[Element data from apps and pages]
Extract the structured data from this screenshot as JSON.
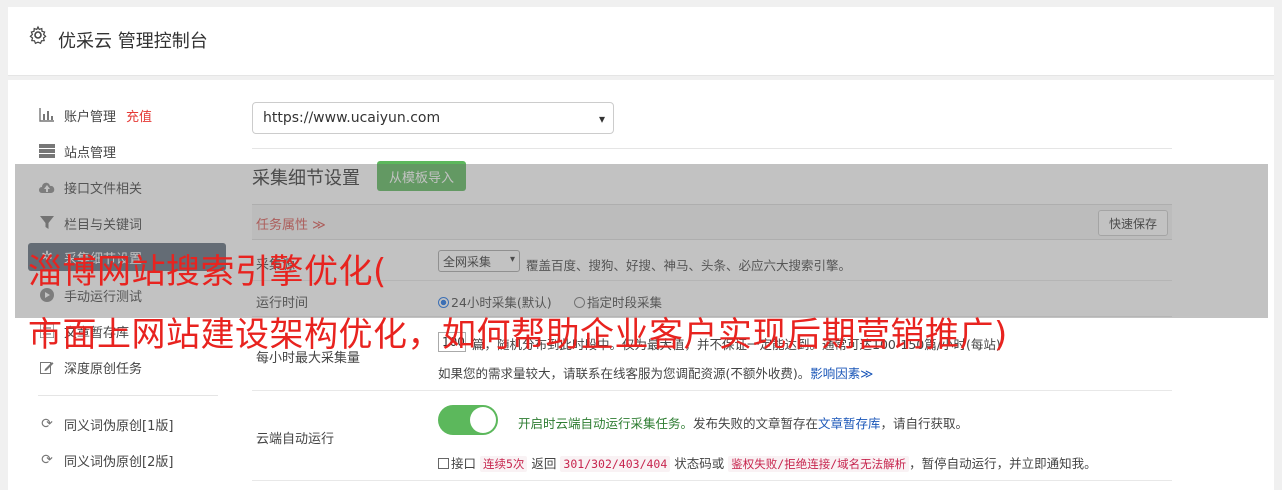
{
  "header": {
    "title": "优采云 管理控制台",
    "icon": "gear-icon"
  },
  "sidebar": {
    "items": [
      {
        "label": "账户管理",
        "extra": "充值",
        "icon": "bar-chart-icon"
      },
      {
        "label": "站点管理",
        "icon": "server-icon"
      },
      {
        "label": "接口文件相关",
        "icon": "cloud-upload-icon"
      },
      {
        "label": "栏目与关键词",
        "icon": "filter-icon"
      },
      {
        "label": "采集细节设置",
        "icon": "gear-icon",
        "active": true
      },
      {
        "label": "手动运行测试",
        "icon": "play-icon"
      },
      {
        "label": "文章暂存库",
        "icon": "list-icon"
      },
      {
        "label": "深度原创任务",
        "icon": "edit-icon"
      },
      {
        "label": "同义词伪原创[1版]",
        "icon": "refresh-icon"
      },
      {
        "label": "同义词伪原创[2版]",
        "icon": "refresh-icon"
      }
    ]
  },
  "site_select": {
    "value": "https://www.ucaiyun.com"
  },
  "section": {
    "title": "采集细节设置",
    "template_button": "从模板导入",
    "attr_label": "任务属性 ≫",
    "save_button": "快速保存"
  },
  "rows": {
    "source": {
      "label": "采集源",
      "select_value": "全网采集",
      "desc": "覆盖百度、搜狗、好搜、神马、头条、必应六大搜索引擎。"
    },
    "runtime": {
      "label": "运行时间",
      "option1": "24小时采集(默认)",
      "option2": "指定时段采集"
    },
    "max_per_hour": {
      "label": "每小时最大采集量",
      "value": "100",
      "desc": "篇，随机分布到此时段中。仅为最大值，并不保证一定能达到。通常可达100-150篇/小时(每站)",
      "note": "如果您的需求量较大，请联系在线客服为您调配资源(不额外收费)。",
      "note_link": "影响因素≫"
    },
    "cloud": {
      "label": "云端自动运行",
      "toggle_on": true,
      "desc_green": "开启时云端自动运行采集任务。",
      "desc_1": "发布失败的文章暂存在",
      "desc_link": "文章暂存库",
      "desc_2": "，请自行获取。",
      "check_label": "接口",
      "c1": "连续5次",
      "t1": "返回",
      "c2": "301/302/403/404",
      "t2": "状态码或",
      "c3": "鉴权失败/拒绝连接/域名无法解析",
      "t3": "，暂停自动运行，并立即通知我。"
    }
  },
  "overlay": {
    "line1": "淄博网站搜索引擎优化(",
    "line2": "市面上网站建设架构优化，如何帮助企业客户实现后期营销推广)"
  }
}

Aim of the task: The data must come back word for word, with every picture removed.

Written answer:
Extract the structured data from this screenshot as JSON.
{
  "header": {
    "title": "优采云 管理控制台",
    "icon": "gear-icon"
  },
  "sidebar": {
    "items": [
      {
        "label": "账户管理",
        "extra": "充值",
        "icon": "bar-chart-icon"
      },
      {
        "label": "站点管理",
        "icon": "server-icon"
      },
      {
        "label": "接口文件相关",
        "icon": "cloud-upload-icon"
      },
      {
        "label": "栏目与关键词",
        "icon": "filter-icon"
      },
      {
        "label": "采集细节设置",
        "icon": "gear-icon",
        "active": true
      },
      {
        "label": "手动运行测试",
        "icon": "play-icon"
      },
      {
        "label": "文章暂存库",
        "icon": "list-icon"
      },
      {
        "label": "深度原创任务",
        "icon": "edit-icon"
      },
      {
        "label": "同义词伪原创[1版]",
        "icon": "refresh-icon"
      },
      {
        "label": "同义词伪原创[2版]",
        "icon": "refresh-icon"
      }
    ]
  },
  "site_select": {
    "value": "https://www.ucaiyun.com"
  },
  "section": {
    "title": "采集细节设置",
    "template_button": "从模板导入",
    "attr_label": "任务属性 ≫",
    "save_button": "快速保存"
  },
  "rows": {
    "source": {
      "label": "采集源",
      "select_value": "全网采集",
      "desc": "覆盖百度、搜狗、好搜、神马、头条、必应六大搜索引擎。"
    },
    "runtime": {
      "label": "运行时间",
      "option1": "24小时采集(默认)",
      "option2": "指定时段采集"
    },
    "max_per_hour": {
      "label": "每小时最大采集量",
      "value": "100",
      "desc": "篇，随机分布到此时段中。仅为最大值，并不保证一定能达到。通常可达100-150篇/小时(每站)",
      "note": "如果您的需求量较大，请联系在线客服为您调配资源(不额外收费)。",
      "note_link": "影响因素≫"
    },
    "cloud": {
      "label": "云端自动运行",
      "toggle_on": true,
      "desc_green": "开启时云端自动运行采集任务。",
      "desc_1": "发布失败的文章暂存在",
      "desc_link": "文章暂存库",
      "desc_2": "，请自行获取。",
      "check_label": "接口",
      "c1": "连续5次",
      "t1": "返回",
      "c2": "301/302/403/404",
      "t2": "状态码或",
      "c3": "鉴权失败/拒绝连接/域名无法解析",
      "t3": "，暂停自动运行，并立即通知我。"
    }
  },
  "overlay": {
    "line1": "淄博网站搜索引擎优化(",
    "line2": "市面上网站建设架构优化，如何帮助企业客户实现后期营销推广)"
  }
}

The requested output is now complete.